Gary McClain, PhD, is a therapist who specializes in helping clients deal with the emotional impact of chronic and life-threatening illnesses.
Living with a chronic condition can add unique challenges to your job. But you don’t have to face them alone. Here is Dr. Gary’s expert advice on 10 common situations you may face in the workplace.
If you let work stress get in the way of taking good care of yourself, you run the risk of being less able to cope effectively. As a result, stress leads to more stress. So what can you do to avoid the work stress, home stress, life stress cycle? Here are some ideas to think about … Read More >>
If you are living with a chronic condition, the job hunt can be complicated and frustrating. Think not only about how a potential job matches your skills, but also whether or not it is a fit in other ways. Consider physical requirements, as well as potential mental and emotional demands. Consider how likely the organization might be to provide any accommodations you need. And consider the insurance package and other benefits … Read More >>
Have you ever been treated like you can’t pull your own weight at work?
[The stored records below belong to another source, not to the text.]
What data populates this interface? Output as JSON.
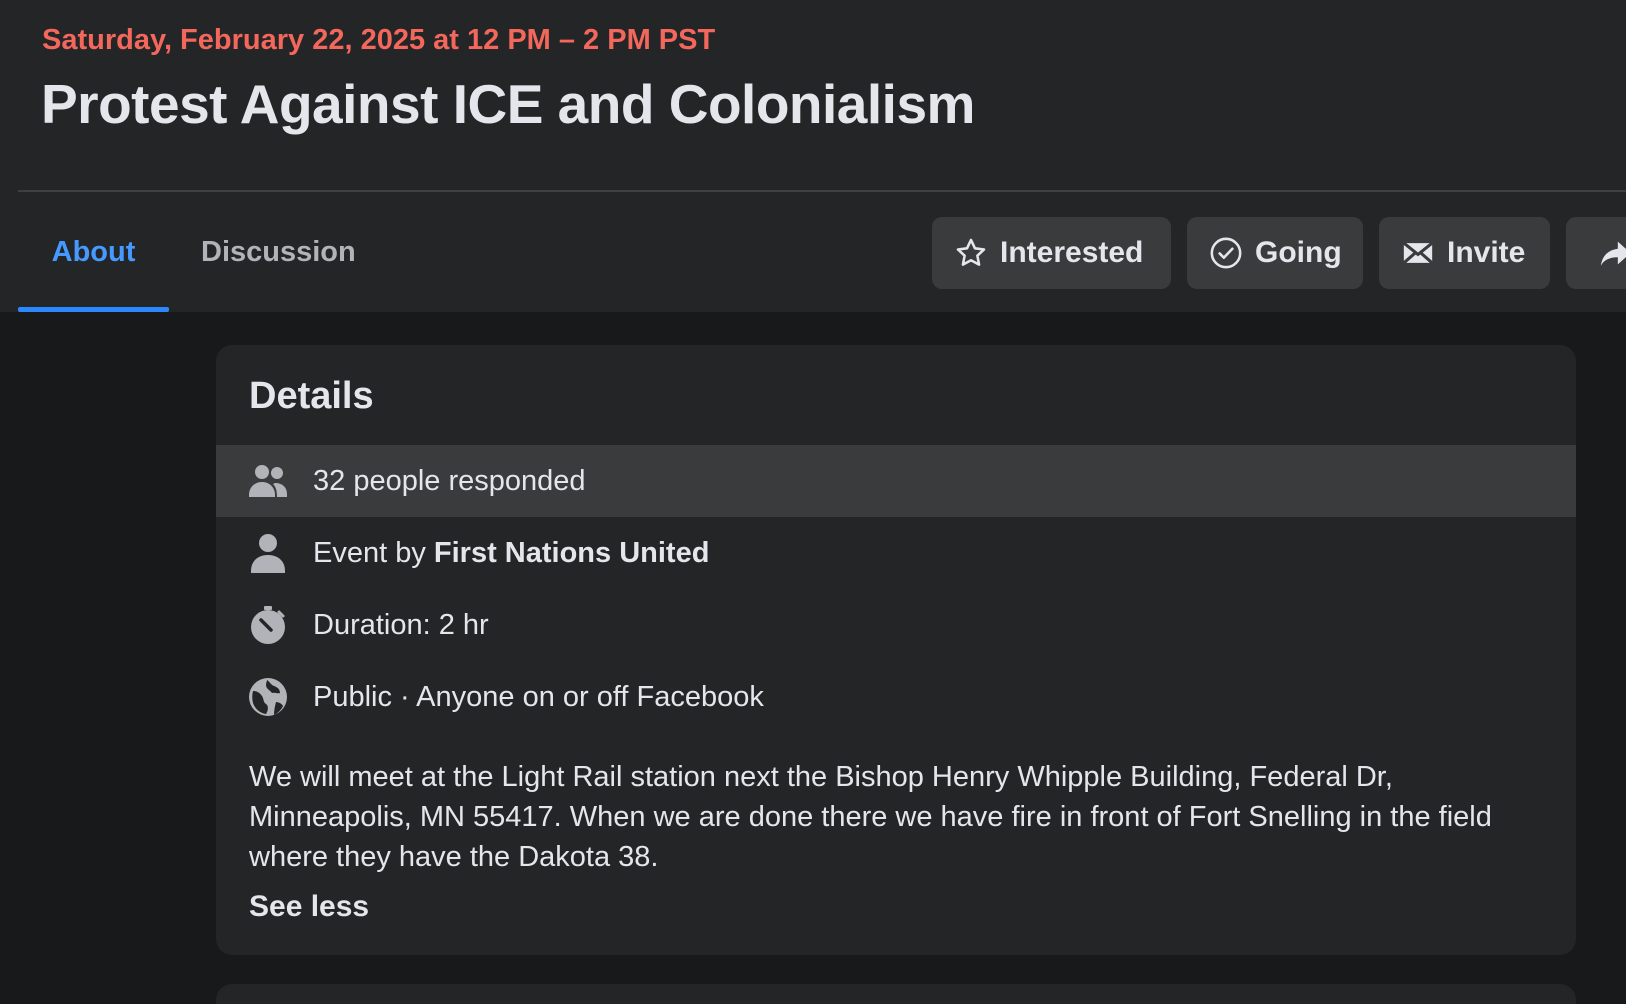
{
  "event": {
    "date": "Saturday, February 22, 2025 at 12 PM – 2 PM PST",
    "title": "Protest Against ICE and Colonialism"
  },
  "tabs": [
    {
      "label": "About",
      "active": true
    },
    {
      "label": "Discussion",
      "active": false
    }
  ],
  "actions": {
    "interested": {
      "label": "Interested",
      "icon": "star-icon"
    },
    "going": {
      "label": "Going",
      "icon": "check-circle-icon"
    },
    "invite": {
      "label": "Invite",
      "icon": "envelope-icon"
    },
    "share": {
      "label": "",
      "icon": "share-arrow-icon"
    }
  },
  "details": {
    "heading": "Details",
    "responded": "32 people responded",
    "event_by_prefix": "Event by ",
    "host": "First Nations United",
    "duration": "Duration: 2 hr",
    "privacy": "Public · Anyone on or off Facebook",
    "description": "We will meet at the Light Rail station next the Bishop Henry Whipple Building, Federal Dr, Minneapolis, MN 55417. When we are done there we have fire in front of Fort Snelling in the field where they have the Dakota 38.",
    "see_less": "See less"
  },
  "colors": {
    "date_accent": "#f3675c",
    "tab_active": "#4599ff",
    "background": "#18191a",
    "card": "#242526",
    "button": "#3a3b3c"
  }
}
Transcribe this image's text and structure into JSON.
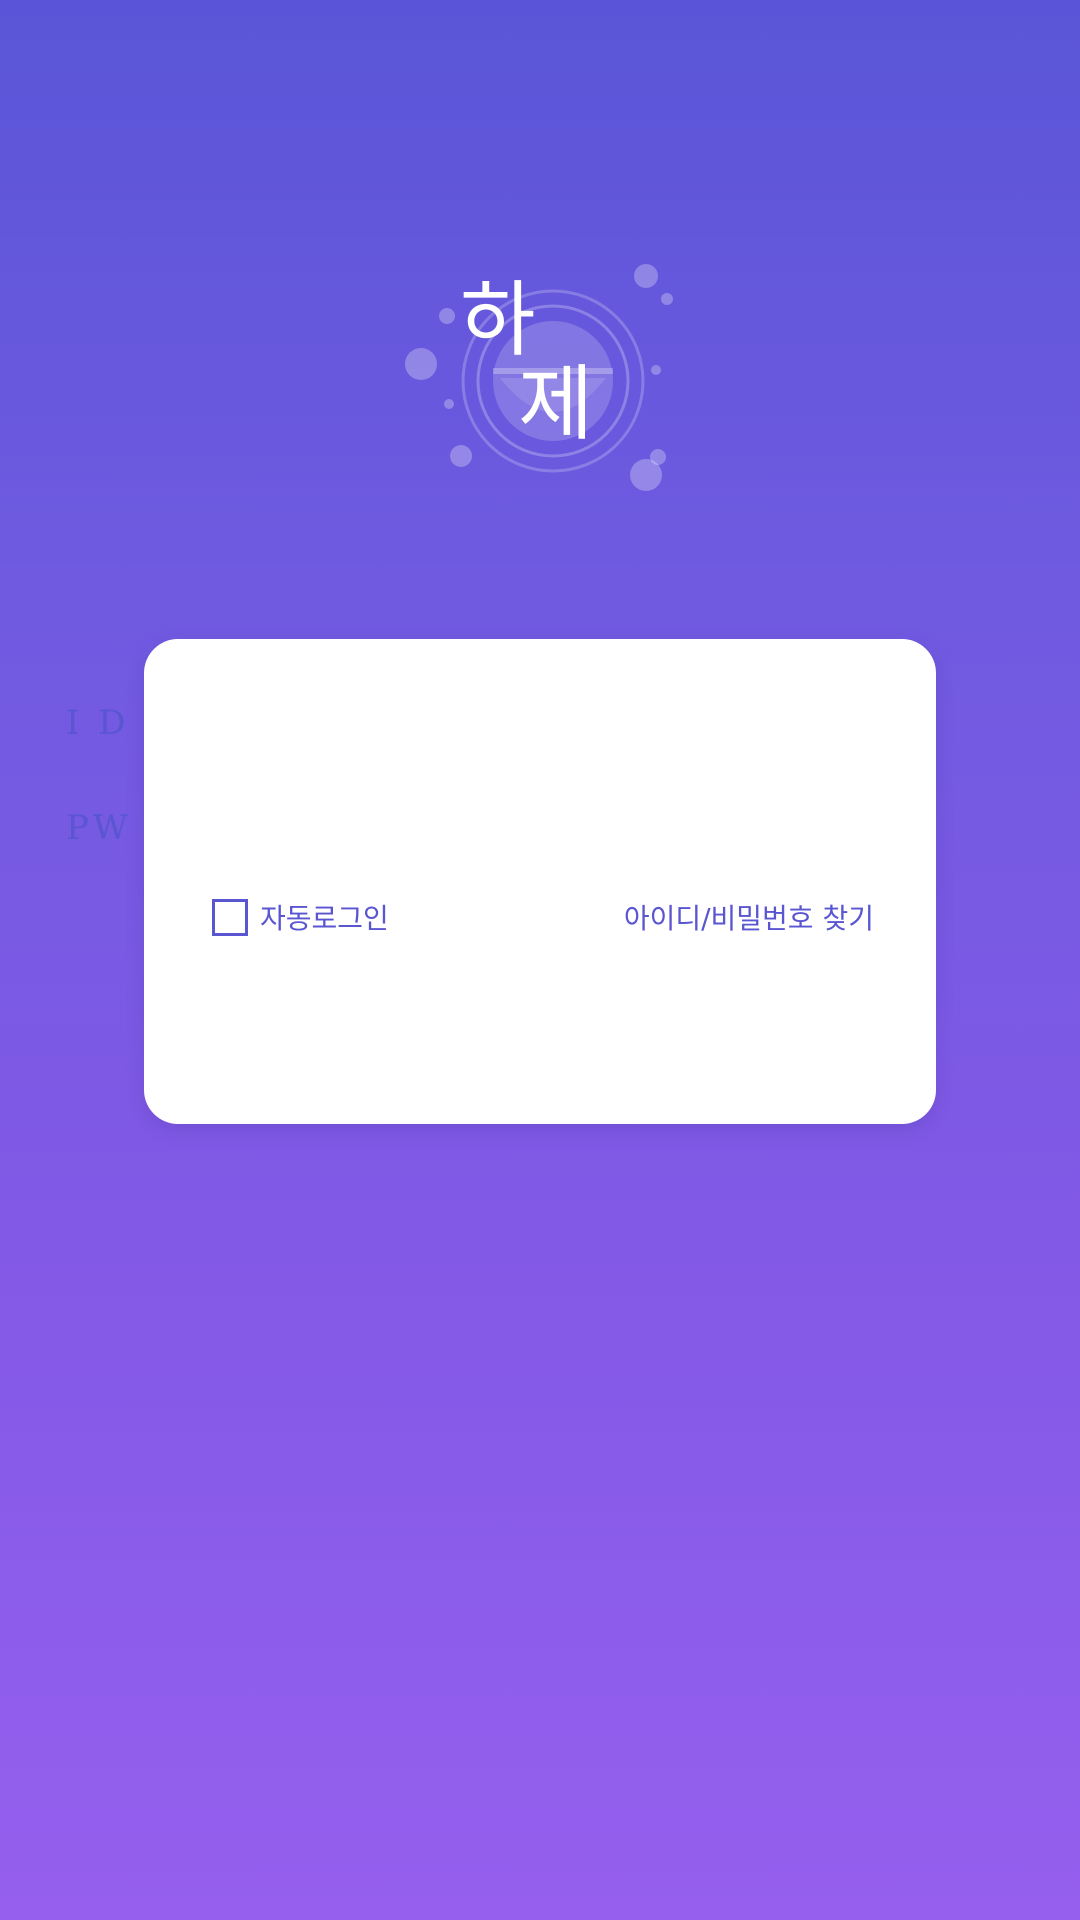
{
  "logo": {
    "text_top": "하",
    "text_bottom": "제",
    "icon": "bubble-emblem-logo"
  },
  "login": {
    "id_label": "I D",
    "id_value": "",
    "pw_label": "PW",
    "pw_value": "",
    "auto_login_label": "자동로그인",
    "auto_login_checked": false,
    "find_account_label": "아이디/비밀번호 찾기"
  },
  "colors": {
    "accent": "#5a55d0",
    "background_top": "#5a55d8",
    "background_bottom": "#965fee",
    "card": "#ffffff"
  }
}
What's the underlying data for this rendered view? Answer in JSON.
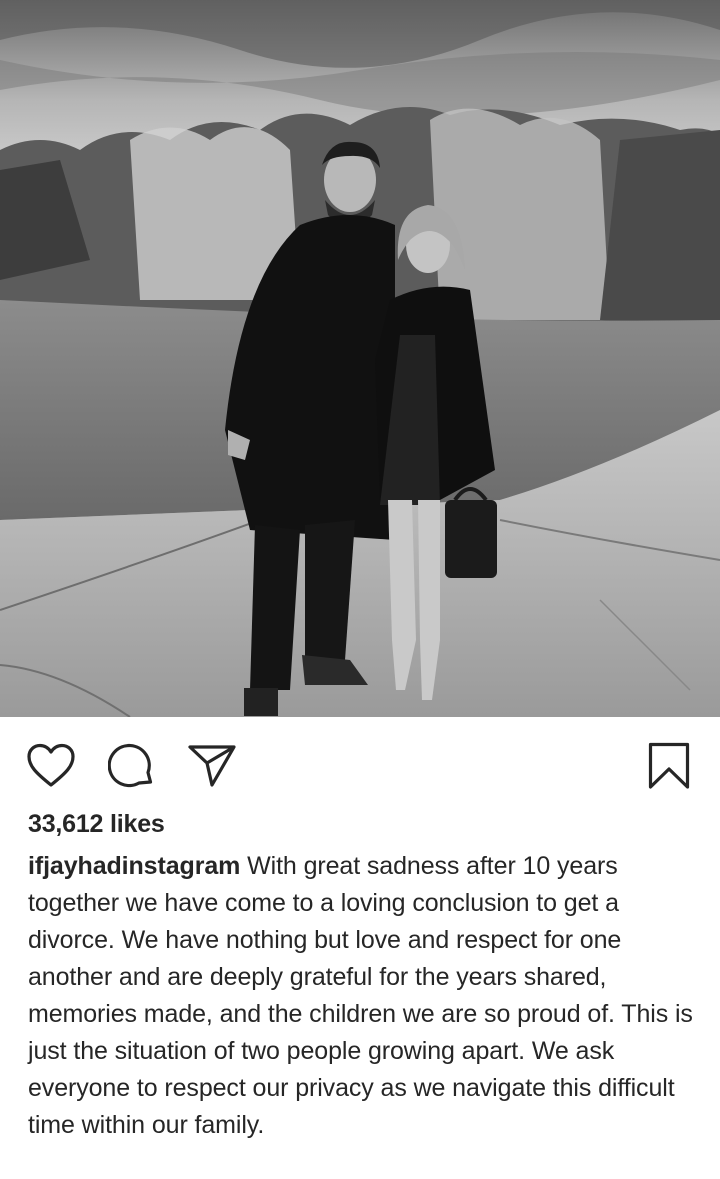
{
  "post": {
    "image_description_icon": "post-photo",
    "likes_text": "33,612 likes",
    "username": "ifjayhadinstagram",
    "caption": "With great sadness after 10 years together we have come to a loving conclusion to get a divorce. We have nothing but love and respect for one another and are deeply grateful for the years shared, memories made, and the children we are so proud of. This is just the situation of two people growing apart. We ask everyone to respect our privacy as we navigate this difficult time within our family."
  },
  "actions": {
    "like_icon": "heart-icon",
    "comment_icon": "comment-bubble-icon",
    "share_icon": "paper-plane-icon",
    "save_icon": "bookmark-icon"
  },
  "colors": {
    "text": "#262626",
    "background": "#ffffff",
    "icon": "#262626"
  }
}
Having a boss who understands and accommodates your chronic condition is a good thing. On the other hand, nobody likes to be singled out and told they aren’t up to a task, and made to feel like they can’t be trusted to make that decision themselves. Read More >>
With a chronic condition, you may have days when you’re not quite feeling well, but you aren’t feeling bad enough to stay home from work. By “faking it till you make it,” I mean showing that you are committed to doing your best job possible, even if it’s not up to your usual standards. After all, everybody has some days that go better than others. To put your best foot forward … Read More >>
Have you disclosed your chronic condition to a co-worker and later discovered that he or she shared the news with others? Or have you otherwise found that you and your chronic condition were grist for the gossip mill? There are several things you can do … Read More >>
You have a right to your privacy. But it is generally accepted that your boss can ask what’s keeping you out sick, as well as when you expect to return. As someone living with a chronic condition, the stakes may be higher when you are deciding how much to disclose. If your boss asks questions you consider intrusive … Read More >>
Does your chronic condition affect your ability to perform at your peak and require that your coworkers pick up the slack? Be careful about labeling yourself with negative words like “weak,” “slacker,” and “loser.” Maybe you have coworkers who are more than willing to step in. But if you sense a problem, offer to answer any questions about why you can’t always handle all your job responsibilities … Read More >>
Managing up means being sensitive to what your boss needs and how to deliver it. Examples include keeping your boss informed about what you’re working on and performing your tasks based on your boss’s preferred workstyle. When you manage up, you are more likely to earn your boss’s trust, as well as have a more positive day-to-day relationship. Managing up also helps to ensure that your boss will be more likely to cut you some slack when you need it—like when you need to take a day for a medical test or a doctor’s appointment. Not sure how to manage up? Here are some ideas … Read More >>
Some workplaces are friendlier than others. But socializing during or after work can include being asked personal questions that are not generally part of standard workday conversations, and the pressure to self-disclose can be uncomfortable. Socializing may also be too expensive if your medical expenses take a chunk out of your paycheck. But the invitations keep coming. What do you do? Read More >>
In your absence, your coworkers will have learned new ways of working together to get the work done. They learned a new rhythm while you were gone, and now you’re basically asking them to make another workflow adjustment. They may not be able to do this overnight. Be patient and … Read More >>
What has helped you cope with workplace issues related to your chronic illness? Take a moment to add your comment below.